Report finds mandatory EU environmental disclosure will improve performance of businesses

Many Irish businesses believe their rivals greenwash their operations but say their own environmental reporting is accurate, a new study shows.

The EU will make environmental and social governance (ESG) reporting mandatory next year, obliging companies to demonstrate how they are performing in these areas.

A study published by lawyers McCann Fitzgerald shows that 63 per cent of businesses believe that actively reporting on these issues will attract investment to their organisations.

However, almost six in 10 Irish organisations believe that other businesses exaggerate their sustainability operations’ and practices’.

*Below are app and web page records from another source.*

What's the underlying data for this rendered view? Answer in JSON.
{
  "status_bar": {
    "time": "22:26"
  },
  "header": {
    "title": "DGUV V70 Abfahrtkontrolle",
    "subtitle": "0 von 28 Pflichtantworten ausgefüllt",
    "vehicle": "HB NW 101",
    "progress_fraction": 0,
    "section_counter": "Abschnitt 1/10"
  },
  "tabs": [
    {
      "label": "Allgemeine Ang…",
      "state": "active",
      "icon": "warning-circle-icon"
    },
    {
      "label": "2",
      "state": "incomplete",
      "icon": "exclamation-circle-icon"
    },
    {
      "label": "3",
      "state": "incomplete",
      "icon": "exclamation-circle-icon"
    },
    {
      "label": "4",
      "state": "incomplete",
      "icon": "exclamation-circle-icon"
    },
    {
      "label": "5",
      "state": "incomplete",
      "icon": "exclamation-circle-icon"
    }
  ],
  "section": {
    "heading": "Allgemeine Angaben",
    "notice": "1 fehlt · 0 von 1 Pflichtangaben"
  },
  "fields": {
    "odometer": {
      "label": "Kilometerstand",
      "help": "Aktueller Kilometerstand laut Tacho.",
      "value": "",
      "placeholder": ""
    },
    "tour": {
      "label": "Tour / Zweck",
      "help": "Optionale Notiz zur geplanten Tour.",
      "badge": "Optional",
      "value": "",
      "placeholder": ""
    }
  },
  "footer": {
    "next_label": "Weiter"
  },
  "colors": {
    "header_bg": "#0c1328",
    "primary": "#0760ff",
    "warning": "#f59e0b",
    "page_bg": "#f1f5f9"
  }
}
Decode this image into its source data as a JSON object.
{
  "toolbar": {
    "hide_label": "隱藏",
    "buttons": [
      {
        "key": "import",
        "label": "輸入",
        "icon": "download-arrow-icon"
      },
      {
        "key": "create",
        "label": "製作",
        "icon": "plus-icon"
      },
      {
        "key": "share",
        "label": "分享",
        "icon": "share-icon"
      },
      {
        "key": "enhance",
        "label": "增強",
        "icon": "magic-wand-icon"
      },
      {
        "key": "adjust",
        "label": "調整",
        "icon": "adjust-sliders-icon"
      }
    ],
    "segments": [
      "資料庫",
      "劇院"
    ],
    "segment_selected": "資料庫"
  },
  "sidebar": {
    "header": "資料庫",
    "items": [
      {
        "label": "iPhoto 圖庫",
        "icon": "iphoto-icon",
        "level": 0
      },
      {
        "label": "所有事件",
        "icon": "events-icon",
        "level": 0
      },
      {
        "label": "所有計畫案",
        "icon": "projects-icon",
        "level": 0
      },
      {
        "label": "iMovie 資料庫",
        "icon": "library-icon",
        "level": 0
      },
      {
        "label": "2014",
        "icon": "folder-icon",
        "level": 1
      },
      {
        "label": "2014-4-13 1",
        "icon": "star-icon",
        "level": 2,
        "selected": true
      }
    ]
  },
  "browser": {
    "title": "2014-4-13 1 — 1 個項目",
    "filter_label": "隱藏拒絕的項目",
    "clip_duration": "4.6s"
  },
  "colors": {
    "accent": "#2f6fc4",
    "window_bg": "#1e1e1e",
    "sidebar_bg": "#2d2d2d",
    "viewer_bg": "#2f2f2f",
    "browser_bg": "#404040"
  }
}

On the flip side, the lawyers found that 11 per cent of businesses accept that they themselves may overstate how well they are doing on these fronts.

Almost three-quarters – 72 per cent – believe that mandatory reporting will influence corporate behaviour in these areas.

Valerie Lawlor, partner and head of McCann Fitzgerald’s energy group, says the results show that Irish businesses are thinking about these issues in advance of mandatory reporting.

“This has even extended to relationships with suppliers, with more than half of organisations now imposing ESG requirements on suppliers as part of their procurement process,” she notes.

However, Ms Lawlor warns that due to the EU’s Corporate Sustainability Reporting Directive and other laws imposing more reporting requirements, organisations will need to tackle concerns that they are overstating performance.

Despite fears about others boosting their performance, just one-third of companies get their own reporting independently verified.

Those that do mainly use United Nations Sustainable Development Goals to support their claims.

McCann Fitzgerald finds that the main focus for most organisations is on “E” or environmental standards.

Two-thirds emphasise this element in their performance and the same number say that this is the most challenging area to address.

Éamon Ó Cuív, partner in the firm’s finance practice, notes that many investors and lenders impose ESG reporting standards as a condition of backing businesses.

One-third of respondents note this shift, according to the lawyer, who predicted that the trend would grow in coming years.

Barry O'Halloran

Barry O'Halloran

Barry O’Halloran covers energy, construction, insolvency, and gaming and betting, among other areas